- Regional plant health clinic (PHC) training team established and online and local training of trainers. Online training has utilised the CABI Academy training modules (Plant Pest Diagnosis and Plant Pest Management) and licences have been purchased for the regional and national trainers. Further hybrid (face-to-face and online) involving all countries undertaken
- Version 11 of the Pacific Pests, Pathogens and Weeds mobile app (534 factsheets) published July 2021.
- FNU has developed a compulsory undergraduate course dedicated to PHCs as part of its BAg curriculum. All BAg students will take the course from 2023.
- PHC manual is also used in plant protection courses at Solomon Island National University (SINU), and The University of the South Pacific (USP). At both institutions, curricula have been co-developed to include PHCs.
- Pest surveillance focused on Asian Citrus Psyllid in Samoa, Fall Armyworm in PNG, Solomon Islands, Fiji and Vanuatu and coconut rhinoceros beetle (CRB) in all countries. In Samoa ACP is well established (Upolu and Savai’i) but Candidatus Liberibacter asiaticus remains undetected in insects. CRB is prevalent in all countries. Fall Armyworm (hybrids of corn and rice strains) is distributed over all PNG Provinces, and in July 2021 it was detected in Solomon Islands (Guadalcanal). No evidence of FAW movement into other project countries at this stage
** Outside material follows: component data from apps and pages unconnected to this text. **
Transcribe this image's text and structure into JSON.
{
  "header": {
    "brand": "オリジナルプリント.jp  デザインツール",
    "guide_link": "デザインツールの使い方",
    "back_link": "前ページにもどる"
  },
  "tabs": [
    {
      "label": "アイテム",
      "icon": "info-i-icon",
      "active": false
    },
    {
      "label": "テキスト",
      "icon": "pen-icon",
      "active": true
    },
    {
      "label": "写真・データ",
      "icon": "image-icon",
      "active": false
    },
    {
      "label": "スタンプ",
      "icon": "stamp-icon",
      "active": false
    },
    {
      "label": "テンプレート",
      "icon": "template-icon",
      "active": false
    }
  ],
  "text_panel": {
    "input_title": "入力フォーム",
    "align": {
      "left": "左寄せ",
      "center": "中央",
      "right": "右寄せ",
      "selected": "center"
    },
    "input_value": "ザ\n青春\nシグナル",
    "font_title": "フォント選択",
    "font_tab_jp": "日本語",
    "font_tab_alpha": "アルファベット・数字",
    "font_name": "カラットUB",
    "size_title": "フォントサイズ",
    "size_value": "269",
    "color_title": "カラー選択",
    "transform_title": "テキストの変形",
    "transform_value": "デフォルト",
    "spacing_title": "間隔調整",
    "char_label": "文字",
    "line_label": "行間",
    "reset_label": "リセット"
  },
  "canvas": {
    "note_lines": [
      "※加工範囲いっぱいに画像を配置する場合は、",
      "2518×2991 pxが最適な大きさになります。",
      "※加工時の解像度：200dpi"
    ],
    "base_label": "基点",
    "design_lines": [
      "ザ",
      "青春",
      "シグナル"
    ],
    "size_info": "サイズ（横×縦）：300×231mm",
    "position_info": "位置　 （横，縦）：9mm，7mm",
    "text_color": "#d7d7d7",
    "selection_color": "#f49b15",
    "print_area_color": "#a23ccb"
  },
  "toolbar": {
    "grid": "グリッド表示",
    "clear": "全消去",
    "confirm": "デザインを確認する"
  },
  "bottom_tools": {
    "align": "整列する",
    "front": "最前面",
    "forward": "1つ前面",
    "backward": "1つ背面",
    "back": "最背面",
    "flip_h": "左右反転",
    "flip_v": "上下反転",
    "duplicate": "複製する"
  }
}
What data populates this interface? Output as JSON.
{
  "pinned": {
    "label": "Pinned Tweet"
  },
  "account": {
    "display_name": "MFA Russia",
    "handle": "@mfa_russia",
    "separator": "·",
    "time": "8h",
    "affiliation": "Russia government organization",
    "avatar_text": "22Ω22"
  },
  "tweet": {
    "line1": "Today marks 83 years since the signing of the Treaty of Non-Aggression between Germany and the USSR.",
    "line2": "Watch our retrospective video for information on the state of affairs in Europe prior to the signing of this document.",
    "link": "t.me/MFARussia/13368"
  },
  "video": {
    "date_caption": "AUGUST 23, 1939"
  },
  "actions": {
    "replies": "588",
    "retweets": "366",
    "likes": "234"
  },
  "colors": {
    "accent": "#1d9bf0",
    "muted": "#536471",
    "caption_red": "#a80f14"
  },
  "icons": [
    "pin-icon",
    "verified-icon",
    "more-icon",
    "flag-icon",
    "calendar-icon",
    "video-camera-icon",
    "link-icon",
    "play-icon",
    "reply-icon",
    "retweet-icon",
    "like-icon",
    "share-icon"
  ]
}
- In response to requests by collaborating countries, the haplotypes of CRB have been investigated in Fiji, Samoa, Tonga and Solomon Islands and the incidence of the nudivirus (OrNv) in these populations determined. This large body of work shows:
- There are three major mitochondrial haplotype lineages (CRB-G, a PNG lineage (CRB-PNG) and the South Pacific lineage (CRB-S)) across the region.
- Haplotype diversity varies between and within countries. In most countries CRB is monotypic and all individuals tested belonged to a single mitochondrial lineage (Fiji, CRB-S; Tonga, CRB-S; PNG (Kimbe), CRB-PNG).
- In Samoa CRB-S and CRB-PNG detected and in Solomon Islands all three haplotypes found (evidence for genetic admixture between CRB-G and CRB-PNG).
- Recent CRB invasions into New Caledonia and Vanuatu belonged to the CRB-G and CRB-PNG haplotypes respectively.
- A high incidence of OrNV detected in all haplotypes, wherever they were found.
- The genetic responses of the CRB-G haplotypes from Solomon Islands and the Philippines (CRB-G) to OrNV infection were different.
- OrNV infection induced antimicrobial and immune responses in all CRB haplotypes, but the direction and magnitude of the responses were population specific. Insects from Solomon Islands displayed extremely high expression of immune response genes. These variations in the host immune system among insects from different geographical regions might be driven by variations in the virulence of OrNV isolates and this requires further investigation.
- The project team recently published the nuclear genome of CRB, and it is being investigated to determine the genetic relationships between CRB populations from across the region. This will contribute to our understanding of the origins of the CRB incursions that have occurred in recent years.
- In addition to the requested CRB research, countries identified biological control research and implementation priorities as: Fiji, Icerya seychellarum; Samoa, D. citri and large cabbage moth; Tonga, pink wax scale and white peach scale; Solomon Islands, CRB.
- Insecticides that are compatible with IPM for diamondback moth (DBM) imported into PNG and Spinosad and Bt-k has been imported into Fiji, both have been field tested and registered for sale.
- Testing for insecticide resistance in DBM in (2021) showed that selected DBM field populations previously demonstrating resistance to some insecticides were continuing to increase in susceptibility to the IPM compatible insecticides recommended for sustainable management. Several awareness meetings, where a revised IRM strategy based on the availability of extra IPM compatible products in Fiji, have been held in farming communities.
- A book and seven papers published/ submitted for publication in the reporting period.